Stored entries
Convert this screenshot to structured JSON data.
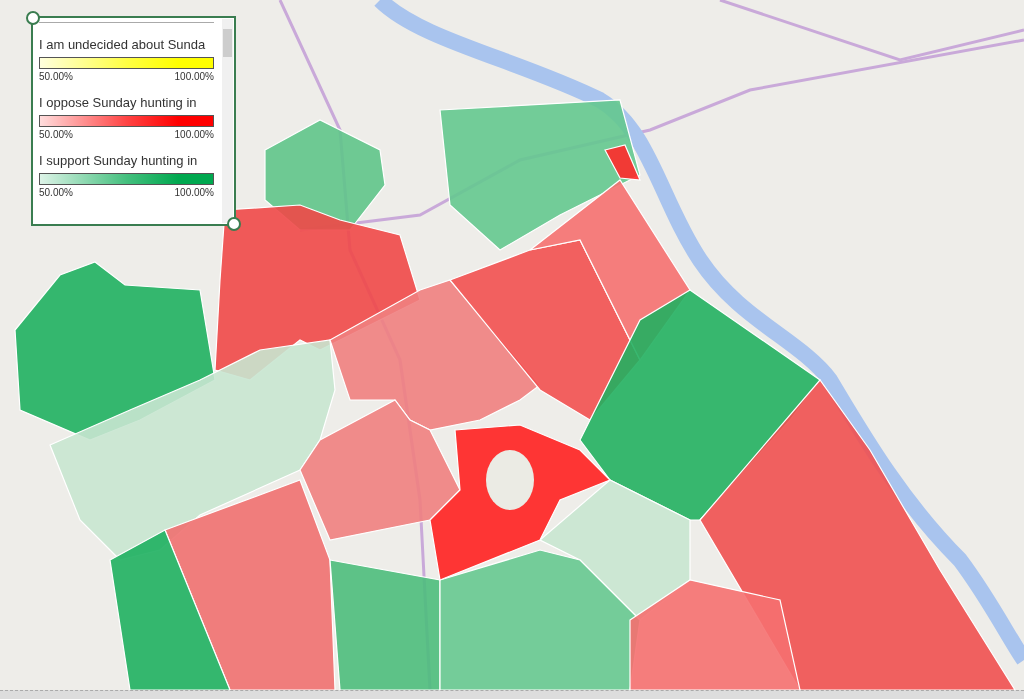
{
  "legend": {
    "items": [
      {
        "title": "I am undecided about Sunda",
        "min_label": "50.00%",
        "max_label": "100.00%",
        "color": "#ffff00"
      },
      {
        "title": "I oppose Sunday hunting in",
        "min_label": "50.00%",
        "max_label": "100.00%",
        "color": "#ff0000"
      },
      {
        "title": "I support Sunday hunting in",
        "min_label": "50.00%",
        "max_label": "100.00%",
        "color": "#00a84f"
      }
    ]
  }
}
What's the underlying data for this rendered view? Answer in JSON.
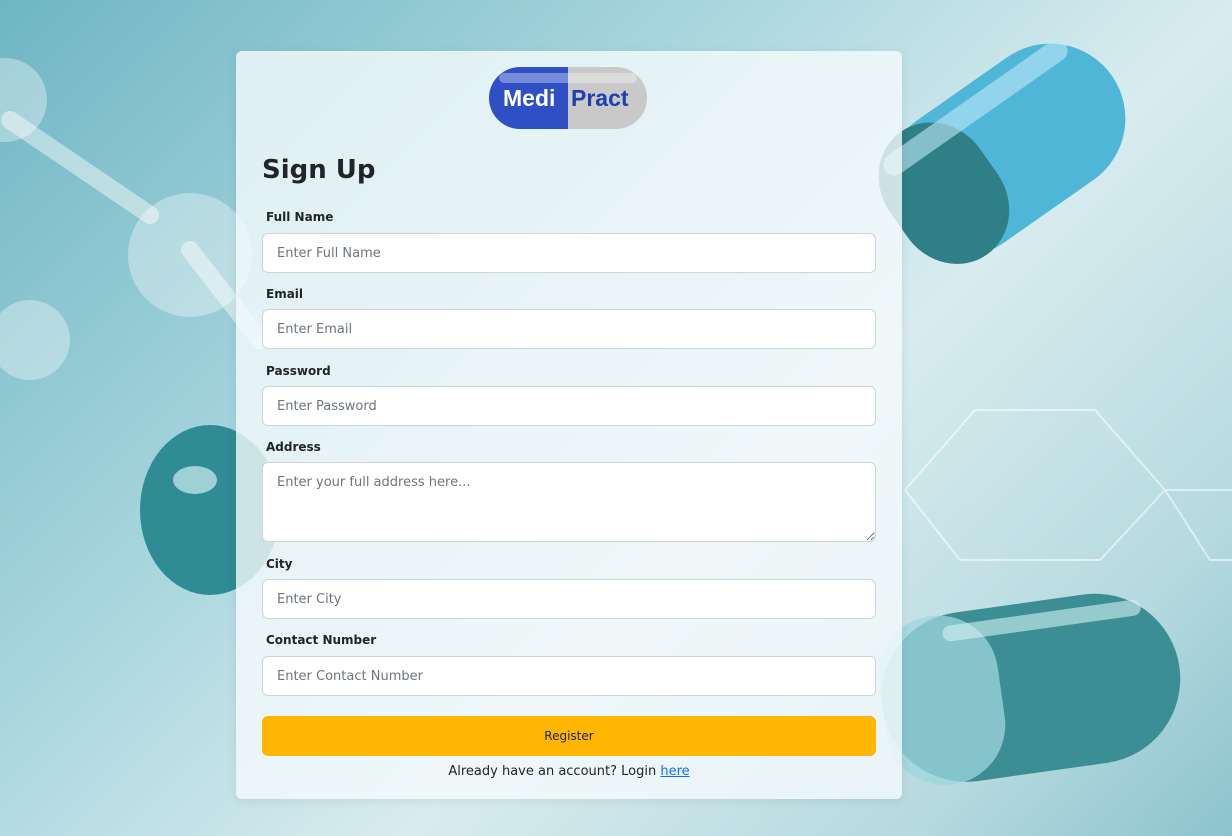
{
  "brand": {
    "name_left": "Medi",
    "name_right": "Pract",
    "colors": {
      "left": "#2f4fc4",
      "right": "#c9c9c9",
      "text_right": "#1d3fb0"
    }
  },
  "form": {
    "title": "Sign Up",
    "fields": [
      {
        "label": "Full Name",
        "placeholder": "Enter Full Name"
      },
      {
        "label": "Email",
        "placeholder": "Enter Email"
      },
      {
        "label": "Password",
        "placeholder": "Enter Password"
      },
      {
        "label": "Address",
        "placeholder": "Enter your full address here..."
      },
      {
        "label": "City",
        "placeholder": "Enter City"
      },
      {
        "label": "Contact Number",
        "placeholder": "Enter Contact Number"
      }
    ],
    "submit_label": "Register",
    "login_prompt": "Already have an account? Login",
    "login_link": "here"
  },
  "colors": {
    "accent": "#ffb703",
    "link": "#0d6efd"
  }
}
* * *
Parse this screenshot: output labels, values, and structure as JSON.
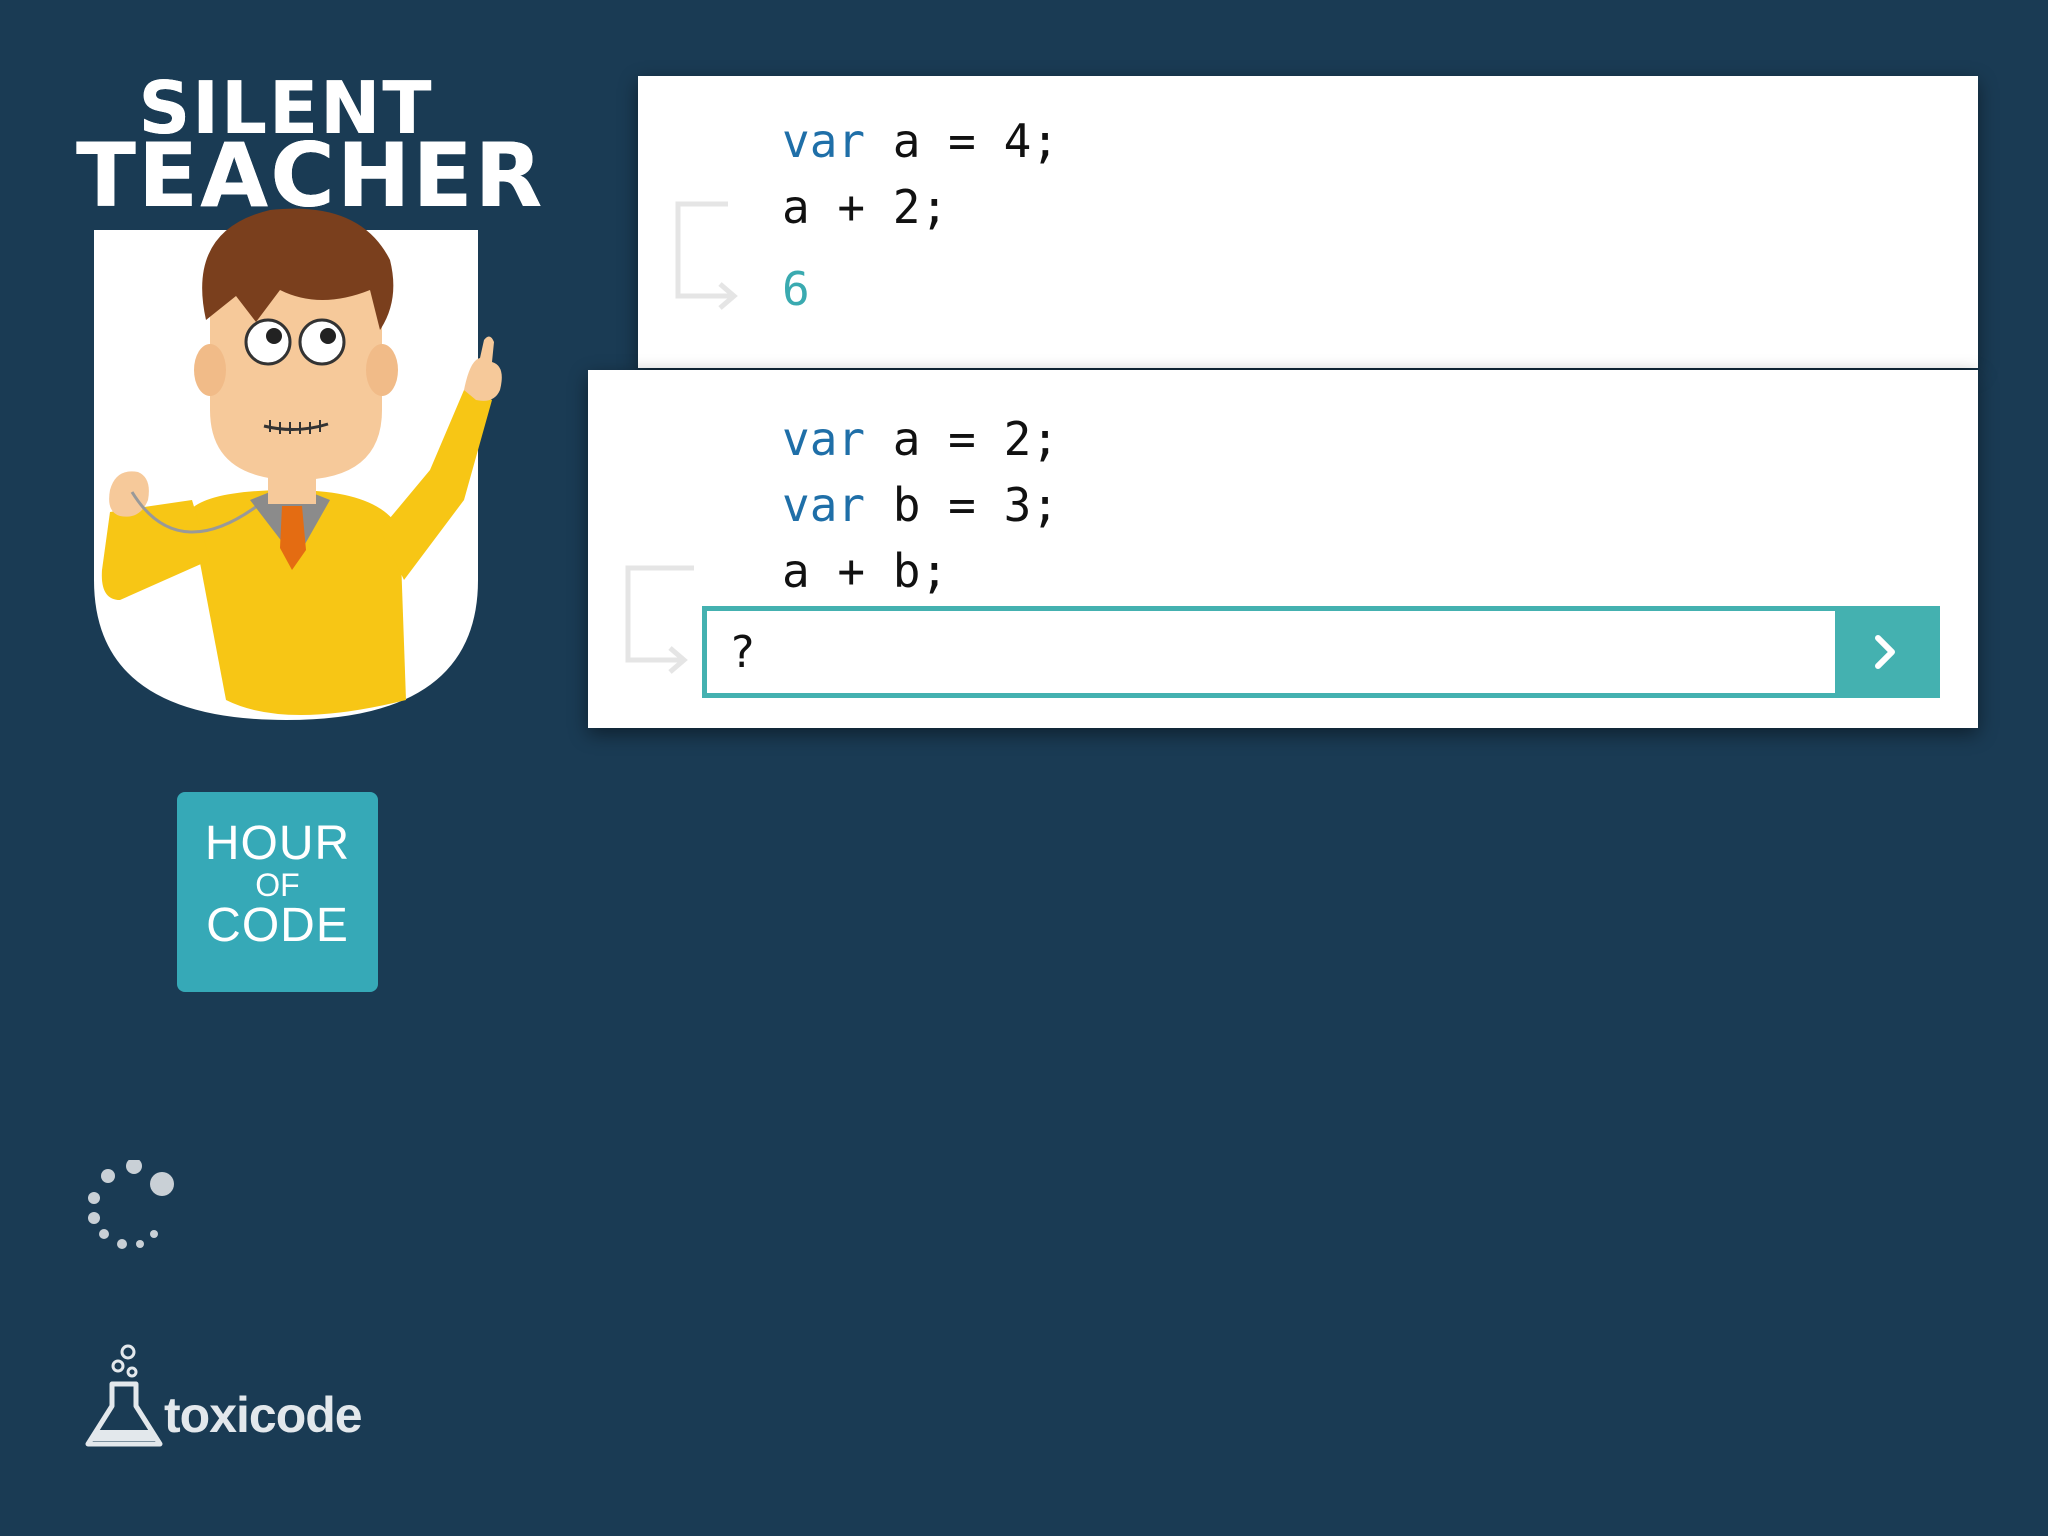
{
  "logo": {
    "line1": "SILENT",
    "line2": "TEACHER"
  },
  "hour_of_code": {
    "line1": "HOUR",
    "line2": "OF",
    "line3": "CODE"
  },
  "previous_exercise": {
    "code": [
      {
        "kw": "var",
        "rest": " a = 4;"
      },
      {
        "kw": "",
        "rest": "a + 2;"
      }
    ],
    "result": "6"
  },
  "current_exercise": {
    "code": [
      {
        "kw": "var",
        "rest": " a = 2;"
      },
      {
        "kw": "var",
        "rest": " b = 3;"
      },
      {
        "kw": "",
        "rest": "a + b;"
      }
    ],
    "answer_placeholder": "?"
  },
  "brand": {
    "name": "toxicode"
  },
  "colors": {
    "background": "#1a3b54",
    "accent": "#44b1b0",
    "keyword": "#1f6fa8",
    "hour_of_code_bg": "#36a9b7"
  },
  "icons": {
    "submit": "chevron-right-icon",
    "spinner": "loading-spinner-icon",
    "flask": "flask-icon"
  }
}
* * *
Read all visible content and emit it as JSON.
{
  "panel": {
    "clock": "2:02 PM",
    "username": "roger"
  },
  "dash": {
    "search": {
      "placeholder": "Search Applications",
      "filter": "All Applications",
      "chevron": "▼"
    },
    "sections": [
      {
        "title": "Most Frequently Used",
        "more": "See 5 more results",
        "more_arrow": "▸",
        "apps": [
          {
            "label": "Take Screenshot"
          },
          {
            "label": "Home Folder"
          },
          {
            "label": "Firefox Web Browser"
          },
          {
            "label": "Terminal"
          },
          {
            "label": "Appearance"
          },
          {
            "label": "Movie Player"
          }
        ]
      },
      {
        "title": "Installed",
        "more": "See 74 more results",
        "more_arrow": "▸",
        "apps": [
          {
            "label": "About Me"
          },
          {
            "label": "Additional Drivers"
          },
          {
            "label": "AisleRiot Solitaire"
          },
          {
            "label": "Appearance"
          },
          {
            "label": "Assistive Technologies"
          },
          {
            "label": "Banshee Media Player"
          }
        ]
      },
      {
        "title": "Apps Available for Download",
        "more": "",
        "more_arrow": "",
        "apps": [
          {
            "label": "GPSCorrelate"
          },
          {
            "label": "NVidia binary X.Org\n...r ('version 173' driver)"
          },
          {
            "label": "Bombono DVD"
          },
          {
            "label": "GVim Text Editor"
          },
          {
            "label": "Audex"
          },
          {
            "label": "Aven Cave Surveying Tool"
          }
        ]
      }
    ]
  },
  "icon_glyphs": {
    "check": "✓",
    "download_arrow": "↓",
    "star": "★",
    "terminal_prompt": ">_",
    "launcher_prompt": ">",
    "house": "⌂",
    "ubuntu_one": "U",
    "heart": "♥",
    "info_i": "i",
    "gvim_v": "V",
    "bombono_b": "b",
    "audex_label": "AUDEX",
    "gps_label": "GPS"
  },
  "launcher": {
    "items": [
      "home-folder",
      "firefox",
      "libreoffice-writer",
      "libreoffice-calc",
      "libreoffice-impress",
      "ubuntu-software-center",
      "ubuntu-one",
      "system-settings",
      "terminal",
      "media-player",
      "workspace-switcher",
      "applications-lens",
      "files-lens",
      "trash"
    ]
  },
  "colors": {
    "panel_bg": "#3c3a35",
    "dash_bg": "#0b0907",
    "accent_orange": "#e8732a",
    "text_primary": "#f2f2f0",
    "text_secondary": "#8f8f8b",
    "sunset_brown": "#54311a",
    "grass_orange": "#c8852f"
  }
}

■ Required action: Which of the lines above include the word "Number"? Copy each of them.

■ Solution below:
        "label": "Contact Number",
        "placeholder": "Enter Contact Number"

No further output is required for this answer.